--- To do ---
Pick out each line of the records that includes the string "this", and copy it.

--- Source material ---
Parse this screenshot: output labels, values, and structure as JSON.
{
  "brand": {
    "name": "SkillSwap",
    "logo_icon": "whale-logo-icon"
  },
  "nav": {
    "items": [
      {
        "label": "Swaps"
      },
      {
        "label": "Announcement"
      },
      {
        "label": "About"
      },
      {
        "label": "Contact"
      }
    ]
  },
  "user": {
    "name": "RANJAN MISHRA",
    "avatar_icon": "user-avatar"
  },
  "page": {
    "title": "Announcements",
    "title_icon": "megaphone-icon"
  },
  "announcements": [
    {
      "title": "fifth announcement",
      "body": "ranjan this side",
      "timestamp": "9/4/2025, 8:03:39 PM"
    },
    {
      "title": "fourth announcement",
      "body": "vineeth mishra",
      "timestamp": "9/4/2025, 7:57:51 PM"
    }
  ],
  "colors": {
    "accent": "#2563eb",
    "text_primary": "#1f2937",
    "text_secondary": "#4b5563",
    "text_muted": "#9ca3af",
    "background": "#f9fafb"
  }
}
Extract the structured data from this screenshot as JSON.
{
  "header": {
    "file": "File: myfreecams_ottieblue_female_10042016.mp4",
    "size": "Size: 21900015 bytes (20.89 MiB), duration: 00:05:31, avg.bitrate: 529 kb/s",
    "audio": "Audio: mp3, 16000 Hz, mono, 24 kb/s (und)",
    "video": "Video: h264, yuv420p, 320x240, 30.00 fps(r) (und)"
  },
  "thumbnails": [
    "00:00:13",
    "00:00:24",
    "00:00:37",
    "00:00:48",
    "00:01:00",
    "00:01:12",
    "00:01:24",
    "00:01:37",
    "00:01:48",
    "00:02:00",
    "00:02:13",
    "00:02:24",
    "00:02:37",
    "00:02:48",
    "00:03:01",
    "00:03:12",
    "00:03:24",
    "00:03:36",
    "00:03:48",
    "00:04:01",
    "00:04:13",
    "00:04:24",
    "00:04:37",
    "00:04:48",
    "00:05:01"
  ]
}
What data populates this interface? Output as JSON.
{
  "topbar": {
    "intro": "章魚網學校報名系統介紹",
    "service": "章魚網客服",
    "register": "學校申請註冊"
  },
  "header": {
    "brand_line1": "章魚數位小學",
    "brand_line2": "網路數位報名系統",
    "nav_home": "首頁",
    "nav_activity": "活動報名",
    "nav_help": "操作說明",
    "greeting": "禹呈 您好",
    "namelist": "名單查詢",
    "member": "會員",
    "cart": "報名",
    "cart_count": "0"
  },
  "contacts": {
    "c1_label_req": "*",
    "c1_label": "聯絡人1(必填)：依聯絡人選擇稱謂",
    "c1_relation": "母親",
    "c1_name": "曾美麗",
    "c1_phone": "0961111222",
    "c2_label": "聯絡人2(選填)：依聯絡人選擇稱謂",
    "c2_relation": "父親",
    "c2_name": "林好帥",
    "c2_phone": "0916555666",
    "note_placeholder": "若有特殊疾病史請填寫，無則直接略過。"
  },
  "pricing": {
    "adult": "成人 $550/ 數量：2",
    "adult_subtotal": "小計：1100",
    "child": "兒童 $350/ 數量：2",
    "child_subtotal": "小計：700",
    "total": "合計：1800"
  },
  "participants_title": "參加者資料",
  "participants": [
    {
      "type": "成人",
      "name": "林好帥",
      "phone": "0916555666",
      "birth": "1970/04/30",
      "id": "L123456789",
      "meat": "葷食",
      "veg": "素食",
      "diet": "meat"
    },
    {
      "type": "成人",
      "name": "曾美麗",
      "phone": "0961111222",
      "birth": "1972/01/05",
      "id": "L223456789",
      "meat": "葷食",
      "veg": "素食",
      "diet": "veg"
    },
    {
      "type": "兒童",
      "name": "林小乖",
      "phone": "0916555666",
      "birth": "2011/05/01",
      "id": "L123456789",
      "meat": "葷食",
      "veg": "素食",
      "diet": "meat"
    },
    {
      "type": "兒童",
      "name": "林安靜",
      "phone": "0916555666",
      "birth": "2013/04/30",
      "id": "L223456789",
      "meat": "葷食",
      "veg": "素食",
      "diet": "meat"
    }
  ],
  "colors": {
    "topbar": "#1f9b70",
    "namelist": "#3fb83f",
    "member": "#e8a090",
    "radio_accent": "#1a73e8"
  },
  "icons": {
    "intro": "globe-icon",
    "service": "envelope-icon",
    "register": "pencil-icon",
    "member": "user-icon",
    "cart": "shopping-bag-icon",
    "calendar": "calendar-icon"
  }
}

--- Solution ---
Parse this screenshot: output labels, values, and structure as JSON.
      "body": "ranjan this side",
Extract the structured data from this screenshot as JSON.
What data populates this interface? Output as JSON.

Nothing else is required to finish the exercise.